Tales From Earth:Games-Sports-Ultimate Frisbee
Across the sunny field James saw the opposing team reform themselves on their line. His team reshuffled themselves in response and he held high the plastic disc. The opposing captain raised his hand, and James put his shoulders, forearm and wrist into flinging the disc as hard as he could at them. In the same beat, he started sprinting after it.
Earth has a lot of sports, games which test the physical fitness and skill of the players as well as their teamwork and mental abilities. These sporting events are much more popular than the purely mental events, such as Chess or Go. One such sport is described here, in the hope that Perplexians will appreciate why we like to watch and play sports on Earth.
Ultimate Frisbee (or just 'Ultimate', if you want to avoid nasty trademark issues), was born out of New Jersey, around 1968. It involves two teams of seven players, a pitch which is about 110x37 metres, and a small, usually 175 gram, plastic flying disc. Each team scores points by completing a pass into the opponents' endzone. Players may only move one of their feet whilst they hold the disc, thus only allowing them to pivot on one foot.
Play begins by the defending team 'Huck'ing the disc to the opposing team. The farther they throw it, the farther the opposing team has to get it back to the endzone. Players usually mark each other one-on-one. By far the most common offensive strategy is to set up a 'stack' of players extending down the pitch, between the player with the disc and the opposing endzone, facing the disc. Players can then sprint sideways, forwards or backwards to try and lose their mark and successfully receive a throw, turn and pass the disc back to someone further back in the stack. When executed properly, this manouevre looks elegant and gets the disc a long way towards its goal with minimal interference from the other team.

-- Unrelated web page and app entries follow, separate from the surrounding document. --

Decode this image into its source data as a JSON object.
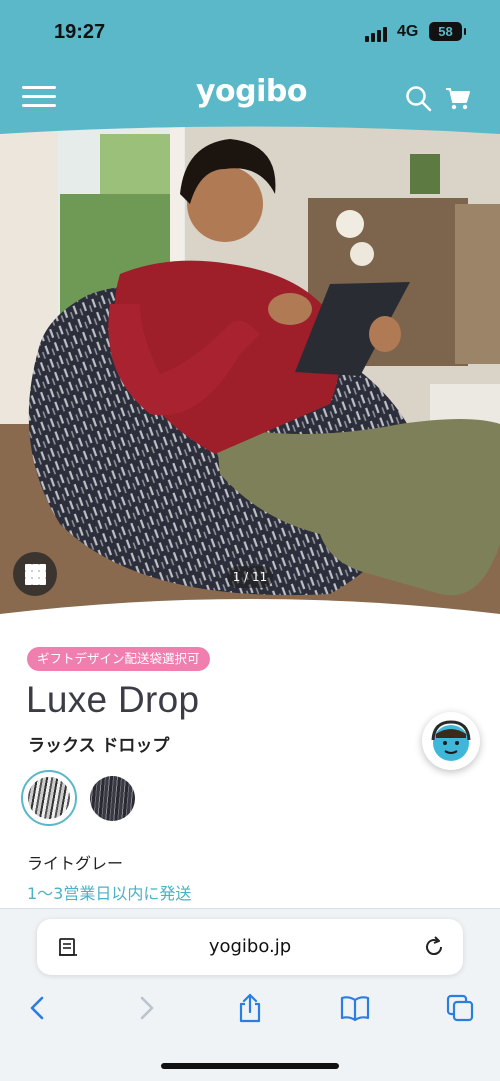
{
  "status_bar": {
    "time": "19:27",
    "network": "4G",
    "battery": "58"
  },
  "header": {
    "logo": "yogibo",
    "menu_icon": "hamburger-menu-icon",
    "search_icon": "search-icon",
    "cart_icon": "cart-icon"
  },
  "gallery": {
    "counter": "1 / 11",
    "grid_icon": "grid-view-icon"
  },
  "product": {
    "badge": "ギフトデザイン配送袋選択可",
    "name": "Luxe Drop",
    "name_kana": "ラックス ドロップ",
    "selected_color": "ライトグレー",
    "shipping": "1〜3営業日以内に発送"
  },
  "browser": {
    "url": "yogibo.jp"
  },
  "colors": {
    "brand": "#5ab8c8",
    "badge": "#f07fb0",
    "link": "#4ab2c4"
  }
}
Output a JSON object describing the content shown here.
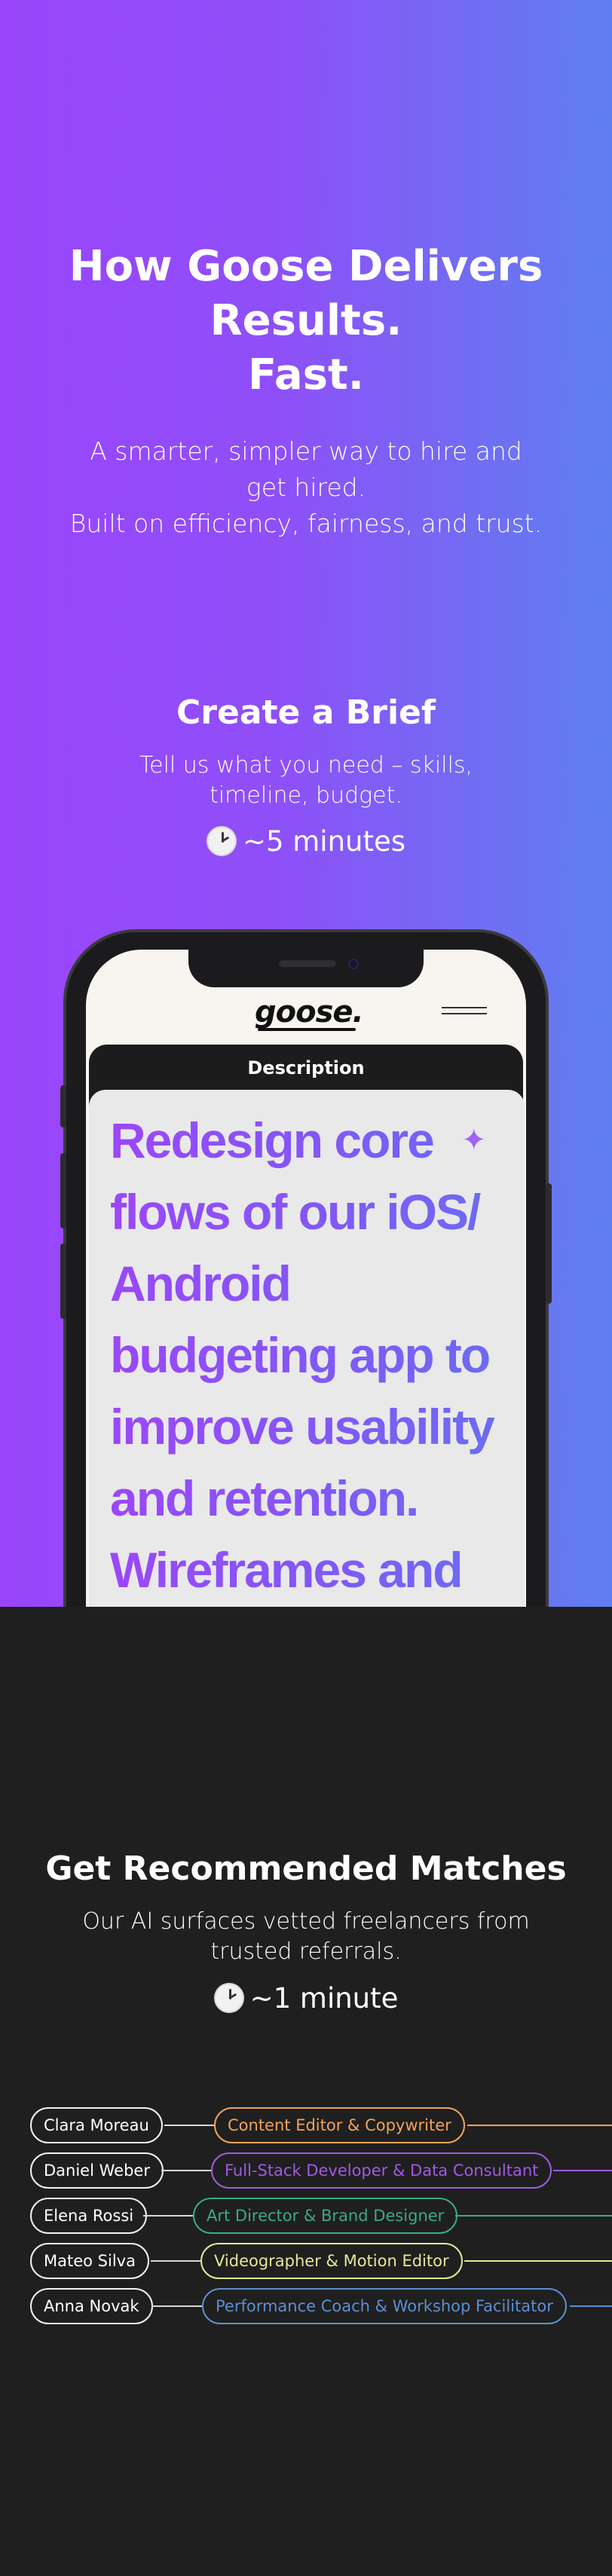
{
  "hero": {
    "title_line1": "How Goose Delivers",
    "title_line2": "Results.",
    "title_line3": "Fast.",
    "subtitle_line1": "A smarter, simpler way to hire and",
    "subtitle_line2": "get hired.",
    "subtitle_line3": "Built on efficiency, fairness, and trust.",
    "gradient_colors": [
      "#9a45fb",
      "#5f7ff1"
    ]
  },
  "step_brief": {
    "title": "Create a Brief",
    "desc_line1": "Tell us what you need – skills,",
    "desc_line2": "timeline, budget.",
    "time": "~5 minutes",
    "time_icon": "clock-icon"
  },
  "phone": {
    "logo": "goose.",
    "menu_icon": "hamburger-menu-icon",
    "card_label": "Description",
    "brief_text": "Redesign core flows of our iOS/ Android budgeting app to improve usability and retention. Wireframes and",
    "sparkle_icon": "sparkle-icon"
  },
  "step_matches": {
    "title": "Get Recommended Matches",
    "desc_line1": "Our AI surfaces vetted freelancers from",
    "desc_line2": "trusted referrals.",
    "time": "~1 minute",
    "time_icon": "clock-icon"
  },
  "matches": [
    {
      "name": "Clara Moreau",
      "role": "Content Editor & Copywriter",
      "color": "#f0a35a"
    },
    {
      "name": "Daniel Weber",
      "role": "Full-Stack Developer & Data Consultant",
      "color": "#a15ae0"
    },
    {
      "name": "Elena Rossi",
      "role": "Art Director & Brand Designer",
      "color": "#3fa887"
    },
    {
      "name": "Mateo Silva",
      "role": "Videographer & Motion Editor",
      "color": "#e6e79a"
    },
    {
      "name": "Anna Novak",
      "role": "Performance Coach & Workshop Facilitator",
      "color": "#5c8fd1"
    }
  ]
}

The most common defensive play is to try to push the attacking team against the sidelines, by means of a 'force'. When a player has the disc, his mark will be very near him -- a little more than a disc-width away, trying to prevent him releasing a good throw. However, unless the defending player is three times larger than the handler (an uncommon trait on Earth), he cannot block the player on all sides. He will usually allow the player to throw backwards freely. With no force, the defender will stand straight in front of the handler. If there is a force to one side of the pitch or the other, then the defender stands on the other side, trying to force the handler to throw the disc forwards, but towards the chosen sideline. Because throwing from the sideline is much harder, the offense will hopefully eventually make a mistake.
When the disc touches the ground, or is caught by a player with both feet out of bounds, then it is a turnover, and the two sides switch offense/defence roles.

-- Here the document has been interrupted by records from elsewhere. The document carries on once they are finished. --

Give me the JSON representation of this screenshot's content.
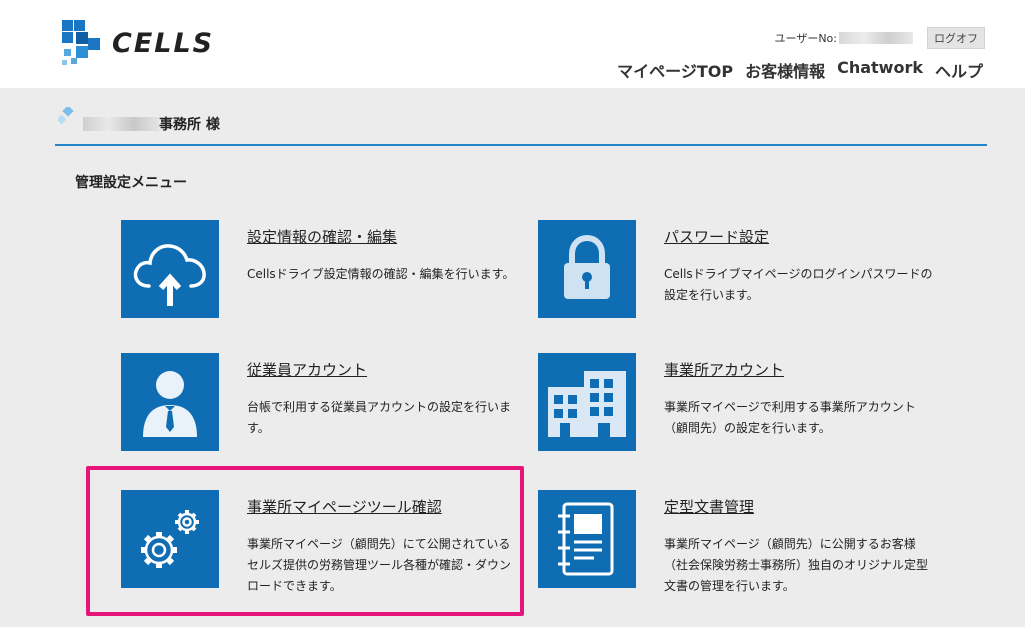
{
  "header": {
    "logo_text": "CELLS",
    "user_label": "ユーザーNo:",
    "logout_label": "ログオフ",
    "nav": [
      "マイページTOP",
      "お客様情報",
      "Chatwork",
      "ヘルプ"
    ]
  },
  "office": {
    "suffix": "事務所 様"
  },
  "menu_heading": "管理設定メニュー",
  "cards": [
    {
      "title": "設定情報の確認・編集",
      "desc": "Cellsドライブ設定情報の確認・編集を行います。",
      "icon": "cloud-upload-icon"
    },
    {
      "title": "パスワード設定",
      "desc": "Cellsドライブマイページのログインパスワードの設定を行います。",
      "icon": "lock-icon"
    },
    {
      "title": "従業員アカウント",
      "desc": "台帳で利用する従業員アカウントの設定を行います。",
      "icon": "employee-icon"
    },
    {
      "title": "事業所アカウント",
      "desc": "事業所マイページで利用する事業所アカウント（顧問先）の設定を行います。",
      "icon": "building-icon"
    },
    {
      "title": "事業所マイページツール確認",
      "desc": "事業所マイページ（顧問先）にて公開されているセルズ提供の労務管理ツール各種が確認・ダウンロードできます。",
      "icon": "gears-icon"
    },
    {
      "title": "定型文書管理",
      "desc": "事業所マイページ（顧問先）に公開するお客様（社会保険労務士事務所）独自のオリジナル定型文書の管理を行います。",
      "icon": "document-icon"
    }
  ],
  "colors": {
    "accent": "#0f6db3",
    "divider": "#2586c9",
    "highlight": "#e5157a"
  }
}
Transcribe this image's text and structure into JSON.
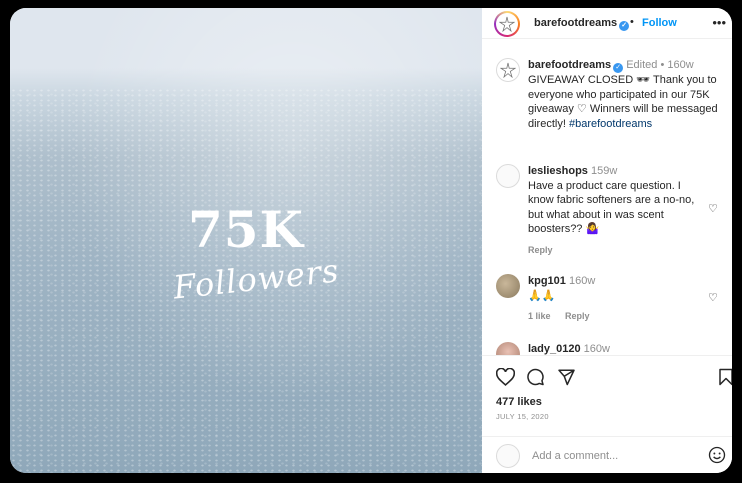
{
  "photo": {
    "title": "75K",
    "subtitle": "Followers"
  },
  "header": {
    "username": "barefootdreams",
    "separator": "•",
    "follow_label": "Follow",
    "more_label": "•••"
  },
  "caption": {
    "username": "barefootdreams",
    "edited": "Edited",
    "separator": "•",
    "age": "160w",
    "text": "GIVEAWAY CLOSED 🕶 Thank you to everyone who participated in our 75K giveaway ♡ Winners will be messaged directly!",
    "hashtag": "#barefootdreams"
  },
  "comments": [
    {
      "username": "leslieshops",
      "age": "159w",
      "text": "Have a product care question. I know fabric softeners are a no-no, but what about in was scent boosters?? 🤷‍♀️",
      "reply_label": "Reply"
    },
    {
      "username": "kpg101",
      "age": "160w",
      "text": "🙏🙏",
      "likes_label": "1 like",
      "reply_label": "Reply"
    },
    {
      "username": "lady_0120",
      "age": "160w"
    }
  ],
  "actions": {
    "likes": "477 likes",
    "date": "JULY 15, 2020",
    "comment_placeholder": "Add a comment..."
  },
  "colors": {
    "link": "#0095f6",
    "hashtag": "#00376b",
    "verified": "#3897f0",
    "muted": "#8e8e8e"
  }
}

Ultimate is unique amongst Earth sports because it is unrefereed. There is a high degree of sportsmanship, and it is common for players to admit their own fouls, greet and chat to their mark whilst playing and sit and have a friendly chat after the game is finished. The players are more interested in having fun than winning (although winning is still important). When a game is over, the two teams will often sit in a circle and discuss the game, complimenting players on heroic or skillful plays, and suggesting ways they might improve; they will often play silly mini-games at this point too.